Here's a preview of video artist Bill Viola's in-progress video game "The Night Journey." Viola, who has been described as "a Rembrandt for the video age," has built a career on making video art that's contemplative, metaphysical, and sometimes spiritual — and this "game" seems to be no exception. From its description on the USC Interactive Media Web site:
Narrative inspiration for this project includes the lives and writings of great historical figures including: Rumi, the 13th century Islamic poet and mystic; Ryokan, the 18th century Zen Buddhist poet, Shankara; the 8th century Hindu mystic and commentator on the Upanishads; and St. Anthony, the 3rd century Christian desert father.
It's an interesting project, and while it does have some game-like elements like goals and levels, his professed intention is to "explore the universal story of an individual mystic's journey towards enlightenment." His video work (which you can see some examples of here and here, as well on his Web site) has often been presented in an immersive, experiential environment. So maybe an interactive experience is a logical next step.

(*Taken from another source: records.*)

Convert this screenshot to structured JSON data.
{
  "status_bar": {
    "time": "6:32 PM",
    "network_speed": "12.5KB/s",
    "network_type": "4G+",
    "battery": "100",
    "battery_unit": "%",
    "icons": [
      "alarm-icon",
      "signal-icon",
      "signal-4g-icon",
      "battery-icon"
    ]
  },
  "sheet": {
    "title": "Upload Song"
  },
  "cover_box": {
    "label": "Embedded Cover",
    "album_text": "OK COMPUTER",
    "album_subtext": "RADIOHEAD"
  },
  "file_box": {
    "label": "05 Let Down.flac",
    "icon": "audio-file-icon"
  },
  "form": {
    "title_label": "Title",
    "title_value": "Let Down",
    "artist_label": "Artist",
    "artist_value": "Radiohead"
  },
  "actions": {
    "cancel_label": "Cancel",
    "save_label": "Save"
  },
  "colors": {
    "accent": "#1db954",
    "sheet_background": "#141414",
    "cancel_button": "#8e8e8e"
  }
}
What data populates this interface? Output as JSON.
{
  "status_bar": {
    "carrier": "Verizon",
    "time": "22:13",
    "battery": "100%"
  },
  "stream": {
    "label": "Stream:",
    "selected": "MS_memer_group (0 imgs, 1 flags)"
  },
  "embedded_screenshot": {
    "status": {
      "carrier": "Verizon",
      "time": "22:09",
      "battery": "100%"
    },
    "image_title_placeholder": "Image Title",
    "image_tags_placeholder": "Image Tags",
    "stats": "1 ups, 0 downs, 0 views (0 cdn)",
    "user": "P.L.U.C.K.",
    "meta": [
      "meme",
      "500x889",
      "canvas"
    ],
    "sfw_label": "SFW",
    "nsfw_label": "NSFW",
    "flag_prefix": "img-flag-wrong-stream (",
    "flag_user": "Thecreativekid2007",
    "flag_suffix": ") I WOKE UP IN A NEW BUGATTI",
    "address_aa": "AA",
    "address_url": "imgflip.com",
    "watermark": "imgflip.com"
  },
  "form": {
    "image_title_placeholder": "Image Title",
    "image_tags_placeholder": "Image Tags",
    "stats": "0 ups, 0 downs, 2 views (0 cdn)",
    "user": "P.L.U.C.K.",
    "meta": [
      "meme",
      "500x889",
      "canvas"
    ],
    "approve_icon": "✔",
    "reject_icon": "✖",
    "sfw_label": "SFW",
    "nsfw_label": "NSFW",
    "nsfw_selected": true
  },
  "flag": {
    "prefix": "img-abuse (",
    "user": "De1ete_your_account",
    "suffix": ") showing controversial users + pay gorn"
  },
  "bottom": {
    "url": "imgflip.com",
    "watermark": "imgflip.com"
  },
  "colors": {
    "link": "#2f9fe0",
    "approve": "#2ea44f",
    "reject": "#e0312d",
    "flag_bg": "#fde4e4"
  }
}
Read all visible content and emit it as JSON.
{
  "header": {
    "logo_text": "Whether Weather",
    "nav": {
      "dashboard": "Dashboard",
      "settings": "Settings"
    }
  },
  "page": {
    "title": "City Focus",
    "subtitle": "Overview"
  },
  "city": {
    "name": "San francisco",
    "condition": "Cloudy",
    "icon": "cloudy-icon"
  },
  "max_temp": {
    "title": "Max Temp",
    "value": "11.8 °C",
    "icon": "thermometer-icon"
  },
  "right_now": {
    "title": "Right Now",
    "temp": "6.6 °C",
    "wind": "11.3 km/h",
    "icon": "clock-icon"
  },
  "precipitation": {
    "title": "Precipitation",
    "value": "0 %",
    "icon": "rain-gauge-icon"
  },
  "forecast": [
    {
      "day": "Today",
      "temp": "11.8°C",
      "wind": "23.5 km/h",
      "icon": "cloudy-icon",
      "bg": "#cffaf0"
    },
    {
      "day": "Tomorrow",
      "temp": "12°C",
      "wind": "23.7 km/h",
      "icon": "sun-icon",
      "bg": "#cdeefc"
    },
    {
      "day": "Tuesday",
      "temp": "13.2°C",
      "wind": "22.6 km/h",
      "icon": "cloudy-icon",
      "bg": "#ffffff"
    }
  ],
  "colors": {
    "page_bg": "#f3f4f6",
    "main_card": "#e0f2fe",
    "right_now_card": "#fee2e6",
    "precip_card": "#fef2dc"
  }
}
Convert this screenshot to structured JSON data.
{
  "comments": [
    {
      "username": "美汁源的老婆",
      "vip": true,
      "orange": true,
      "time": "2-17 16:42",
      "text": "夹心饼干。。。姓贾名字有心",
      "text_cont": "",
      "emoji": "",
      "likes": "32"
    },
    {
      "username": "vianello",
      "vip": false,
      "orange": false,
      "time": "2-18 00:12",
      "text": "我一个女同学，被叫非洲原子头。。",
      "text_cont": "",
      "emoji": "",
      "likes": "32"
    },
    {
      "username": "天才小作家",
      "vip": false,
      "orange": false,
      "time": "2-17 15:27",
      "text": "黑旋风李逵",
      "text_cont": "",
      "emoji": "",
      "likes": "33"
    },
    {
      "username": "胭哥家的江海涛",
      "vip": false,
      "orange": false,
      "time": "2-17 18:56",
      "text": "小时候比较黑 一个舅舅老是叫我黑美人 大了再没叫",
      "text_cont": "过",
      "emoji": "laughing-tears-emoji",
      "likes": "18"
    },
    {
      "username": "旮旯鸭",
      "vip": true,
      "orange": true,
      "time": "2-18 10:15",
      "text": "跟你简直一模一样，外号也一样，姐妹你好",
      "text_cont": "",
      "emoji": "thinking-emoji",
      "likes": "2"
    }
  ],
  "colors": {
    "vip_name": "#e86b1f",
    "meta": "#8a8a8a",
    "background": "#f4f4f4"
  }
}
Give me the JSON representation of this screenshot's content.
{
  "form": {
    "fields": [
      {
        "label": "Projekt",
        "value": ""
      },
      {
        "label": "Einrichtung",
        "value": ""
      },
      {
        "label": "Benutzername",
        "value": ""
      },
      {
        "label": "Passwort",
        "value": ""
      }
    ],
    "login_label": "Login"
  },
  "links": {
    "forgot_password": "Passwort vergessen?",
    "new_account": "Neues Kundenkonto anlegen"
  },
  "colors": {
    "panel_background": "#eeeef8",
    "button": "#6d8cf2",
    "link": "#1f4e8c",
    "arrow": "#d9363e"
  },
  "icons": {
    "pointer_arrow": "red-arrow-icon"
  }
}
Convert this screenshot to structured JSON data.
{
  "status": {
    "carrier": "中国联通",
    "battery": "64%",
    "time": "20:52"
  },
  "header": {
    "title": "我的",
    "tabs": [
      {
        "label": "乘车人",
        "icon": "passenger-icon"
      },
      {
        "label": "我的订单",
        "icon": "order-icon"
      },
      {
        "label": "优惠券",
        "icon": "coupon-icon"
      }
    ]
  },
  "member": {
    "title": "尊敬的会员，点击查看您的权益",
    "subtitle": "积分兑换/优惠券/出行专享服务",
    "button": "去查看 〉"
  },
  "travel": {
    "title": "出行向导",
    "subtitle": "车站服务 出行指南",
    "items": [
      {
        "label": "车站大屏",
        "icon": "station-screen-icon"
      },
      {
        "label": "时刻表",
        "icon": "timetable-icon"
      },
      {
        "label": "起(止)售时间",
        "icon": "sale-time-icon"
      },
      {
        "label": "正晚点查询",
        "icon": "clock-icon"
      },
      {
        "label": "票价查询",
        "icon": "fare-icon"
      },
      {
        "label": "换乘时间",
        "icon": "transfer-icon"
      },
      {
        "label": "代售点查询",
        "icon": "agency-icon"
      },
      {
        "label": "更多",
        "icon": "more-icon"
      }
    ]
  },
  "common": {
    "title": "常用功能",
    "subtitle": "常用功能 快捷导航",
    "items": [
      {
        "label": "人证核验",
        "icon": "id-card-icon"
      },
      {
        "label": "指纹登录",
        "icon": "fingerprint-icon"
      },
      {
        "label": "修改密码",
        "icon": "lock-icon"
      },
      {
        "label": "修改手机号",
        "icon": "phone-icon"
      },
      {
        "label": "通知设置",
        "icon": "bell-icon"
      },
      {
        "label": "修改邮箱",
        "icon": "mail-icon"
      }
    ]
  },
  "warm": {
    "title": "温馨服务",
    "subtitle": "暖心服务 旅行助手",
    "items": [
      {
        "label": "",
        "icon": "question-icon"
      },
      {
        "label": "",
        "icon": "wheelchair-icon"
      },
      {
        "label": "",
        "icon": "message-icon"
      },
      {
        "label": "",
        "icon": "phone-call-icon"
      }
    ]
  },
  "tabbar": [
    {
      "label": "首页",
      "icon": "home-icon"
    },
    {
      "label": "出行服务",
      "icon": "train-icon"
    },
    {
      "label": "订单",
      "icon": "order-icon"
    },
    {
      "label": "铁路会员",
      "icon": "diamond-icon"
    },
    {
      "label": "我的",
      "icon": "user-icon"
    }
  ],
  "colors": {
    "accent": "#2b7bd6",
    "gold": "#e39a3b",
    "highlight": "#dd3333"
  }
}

I do wonder, though, how much can this sort of technology evoke a deep metaphysical and/or spiritual experience? Can one really explore spirituality with a joystick?
Coming soon: Speaking of Faith: The Game. (Kidding, of course. I think.)